>the arguments (usually exact class not just respond_to?).
Usually using duck types, for example "to_str" for
objects. It it's not, I consider it a bug.
Having the the method take any object that implements the to_s
is good duck typing, but then we get right back to static
typing as soon the the built-in methods use the result of to_s
- they require it to be a string. Having many of the built-in
methods do a to_s is nothing more than a convenience (you could
easily do the same thing by putting a .to_s appended to those
arguments). It doesn't really help the arguments be more
polymorphic. If I had a class that implemented all of the
String methods, it wouldn't be any good to the built-in classes
- to_s would still have to return an actual String, not self.
But, this wasn't really what my #1 above was about. It was
about overloaded methods where the functionality is determined
by looking at the type of the arguments. One example would be
str[fixnum] => fixnum or nil
str[range] => new_str or nil
str[regexp] => new_str or nil
str[other_str] => new_str or nil
All of these behave very different. The way you figure out
what to do is based on type - which goes against the
duck-typing philosophy. I think the only advantage of
combining all of these functions into one method is
convenience. But, by doing so you loose the ability to handle
more general duck-typed/polymorphic arguments.
I think the = method has a more legitimate excuse for the
amount of overloading - a syntactical one - because there is no
other way to make a method that can be assigned to and have
arguments (other than the rvalue). RCR #307 would help solve
>2) even where a method only has one functionality (or the
>multiple functionalites are determined by means other than
>type/capabilities - flags, number of args, etc), many/most
>built-in methods can't take args that have the same
>capabilities as what is excepted - they only take a certain
>type or maybe one derived from it.
I think a primary example where I would really like real
duck-typing in a built-in would be Regexp#match(str). This
requires the arg to be a String.

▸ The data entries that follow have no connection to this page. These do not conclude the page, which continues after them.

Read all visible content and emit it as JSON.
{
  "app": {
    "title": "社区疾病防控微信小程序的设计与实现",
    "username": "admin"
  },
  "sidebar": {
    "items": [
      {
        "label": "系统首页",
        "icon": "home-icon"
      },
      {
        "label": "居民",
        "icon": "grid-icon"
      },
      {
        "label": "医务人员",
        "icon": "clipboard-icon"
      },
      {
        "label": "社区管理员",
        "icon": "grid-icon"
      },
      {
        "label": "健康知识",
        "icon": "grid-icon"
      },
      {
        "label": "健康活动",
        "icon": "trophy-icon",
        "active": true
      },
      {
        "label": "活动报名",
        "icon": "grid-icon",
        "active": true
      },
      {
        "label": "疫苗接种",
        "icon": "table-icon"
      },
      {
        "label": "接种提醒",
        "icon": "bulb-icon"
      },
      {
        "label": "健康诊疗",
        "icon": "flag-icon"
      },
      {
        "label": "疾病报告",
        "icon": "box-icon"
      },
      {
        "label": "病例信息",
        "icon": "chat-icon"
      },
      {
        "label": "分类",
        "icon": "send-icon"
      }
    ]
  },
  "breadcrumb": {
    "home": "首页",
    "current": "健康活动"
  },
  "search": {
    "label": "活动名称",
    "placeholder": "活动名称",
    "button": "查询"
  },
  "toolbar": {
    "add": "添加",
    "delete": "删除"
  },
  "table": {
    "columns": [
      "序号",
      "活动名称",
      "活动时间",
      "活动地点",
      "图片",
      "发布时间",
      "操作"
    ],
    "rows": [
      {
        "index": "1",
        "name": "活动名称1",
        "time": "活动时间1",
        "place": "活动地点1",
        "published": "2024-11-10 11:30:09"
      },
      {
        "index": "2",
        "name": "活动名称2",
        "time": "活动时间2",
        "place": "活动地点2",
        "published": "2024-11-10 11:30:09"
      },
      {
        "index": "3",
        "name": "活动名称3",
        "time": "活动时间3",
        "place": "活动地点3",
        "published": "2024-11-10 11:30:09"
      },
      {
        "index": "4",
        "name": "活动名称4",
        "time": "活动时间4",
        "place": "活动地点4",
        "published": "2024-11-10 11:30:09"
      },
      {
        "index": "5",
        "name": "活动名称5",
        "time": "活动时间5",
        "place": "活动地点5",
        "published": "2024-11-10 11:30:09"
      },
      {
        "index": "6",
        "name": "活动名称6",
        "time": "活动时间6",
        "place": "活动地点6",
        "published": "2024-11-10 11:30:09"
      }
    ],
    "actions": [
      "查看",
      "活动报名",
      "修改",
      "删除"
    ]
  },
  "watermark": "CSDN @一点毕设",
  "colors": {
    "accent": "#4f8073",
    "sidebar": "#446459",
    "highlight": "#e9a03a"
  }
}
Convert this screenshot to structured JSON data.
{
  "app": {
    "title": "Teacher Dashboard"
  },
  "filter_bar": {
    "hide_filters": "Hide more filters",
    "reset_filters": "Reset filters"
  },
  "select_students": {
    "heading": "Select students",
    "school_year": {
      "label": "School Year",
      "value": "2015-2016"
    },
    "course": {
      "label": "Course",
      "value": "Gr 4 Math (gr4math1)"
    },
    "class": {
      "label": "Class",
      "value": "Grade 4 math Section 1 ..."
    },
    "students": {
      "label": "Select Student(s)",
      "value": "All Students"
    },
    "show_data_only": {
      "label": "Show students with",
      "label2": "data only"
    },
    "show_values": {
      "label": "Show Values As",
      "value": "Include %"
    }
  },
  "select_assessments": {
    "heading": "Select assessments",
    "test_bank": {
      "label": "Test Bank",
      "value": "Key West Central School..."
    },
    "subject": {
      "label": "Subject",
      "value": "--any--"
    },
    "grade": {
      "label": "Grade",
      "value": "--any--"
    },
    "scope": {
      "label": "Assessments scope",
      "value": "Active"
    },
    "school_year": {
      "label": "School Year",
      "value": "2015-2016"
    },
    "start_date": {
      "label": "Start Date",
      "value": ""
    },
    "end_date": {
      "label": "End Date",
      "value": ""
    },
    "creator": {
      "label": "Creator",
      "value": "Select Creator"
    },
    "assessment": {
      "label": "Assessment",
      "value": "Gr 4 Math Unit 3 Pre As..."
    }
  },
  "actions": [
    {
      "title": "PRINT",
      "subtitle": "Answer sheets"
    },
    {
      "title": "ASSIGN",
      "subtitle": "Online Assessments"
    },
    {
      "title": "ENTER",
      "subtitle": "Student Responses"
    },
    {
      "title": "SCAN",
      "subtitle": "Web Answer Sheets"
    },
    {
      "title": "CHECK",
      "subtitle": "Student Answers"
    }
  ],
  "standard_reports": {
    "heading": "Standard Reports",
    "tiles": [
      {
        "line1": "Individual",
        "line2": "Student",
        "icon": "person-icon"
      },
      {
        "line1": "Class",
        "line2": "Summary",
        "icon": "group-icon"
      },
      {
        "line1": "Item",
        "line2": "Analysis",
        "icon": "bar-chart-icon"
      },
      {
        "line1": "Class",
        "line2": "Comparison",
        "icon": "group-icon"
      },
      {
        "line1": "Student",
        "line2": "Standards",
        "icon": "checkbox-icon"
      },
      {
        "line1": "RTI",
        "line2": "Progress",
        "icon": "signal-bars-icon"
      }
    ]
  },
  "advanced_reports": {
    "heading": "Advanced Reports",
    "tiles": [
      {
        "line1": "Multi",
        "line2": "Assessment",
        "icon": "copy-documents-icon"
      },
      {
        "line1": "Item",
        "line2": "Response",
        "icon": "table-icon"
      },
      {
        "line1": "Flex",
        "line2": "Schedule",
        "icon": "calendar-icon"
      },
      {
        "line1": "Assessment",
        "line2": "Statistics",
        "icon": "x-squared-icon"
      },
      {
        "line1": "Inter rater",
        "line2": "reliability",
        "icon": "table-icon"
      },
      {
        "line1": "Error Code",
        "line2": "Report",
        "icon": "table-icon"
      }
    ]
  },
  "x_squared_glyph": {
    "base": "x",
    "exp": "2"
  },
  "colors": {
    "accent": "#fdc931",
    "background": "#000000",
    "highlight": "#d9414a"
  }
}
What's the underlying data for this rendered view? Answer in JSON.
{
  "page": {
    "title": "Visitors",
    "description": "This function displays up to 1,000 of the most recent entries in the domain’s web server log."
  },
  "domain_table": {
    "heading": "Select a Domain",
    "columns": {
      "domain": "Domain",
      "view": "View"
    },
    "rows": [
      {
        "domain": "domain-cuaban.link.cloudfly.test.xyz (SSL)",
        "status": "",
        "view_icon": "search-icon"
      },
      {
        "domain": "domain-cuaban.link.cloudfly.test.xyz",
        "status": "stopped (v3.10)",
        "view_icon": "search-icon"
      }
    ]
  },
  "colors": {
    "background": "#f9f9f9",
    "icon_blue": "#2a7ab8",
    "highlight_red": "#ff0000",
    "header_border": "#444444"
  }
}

I would really like to have
this be able to operate on a file. If I implement a class that
walks like, talks like, quacks like a String but really
accesses a file (practically did that in my rubyforge cursor
project), it wouldn't do any good because Regexp#match only
takes a String - period.
The Regexp#match method could be implemented to take ANY object
that implemented a some subset of the String API. Now you
might say that would be really slow, but you could just make
that functionality. Implementation-wise, you could special
case when the object in a String and do a much faster
implementation (but functionally the same as the general
version). A side effect of doing it this way is that you'd
have two implementations (with a String arg) that should be
functionally equivalent and thus great for testing (could be
put in a self-checking mode).
--- Yukihiro Matsumoto <firstname.lastname@example.org> wrote:
In message "Re: [RCR] array or with non-array" > on Wed, 3 Aug 2005 07:34:27 +0900, Eric Mahurin > <email@example.com> writes:
Start your day with Yahoo! - make it your home page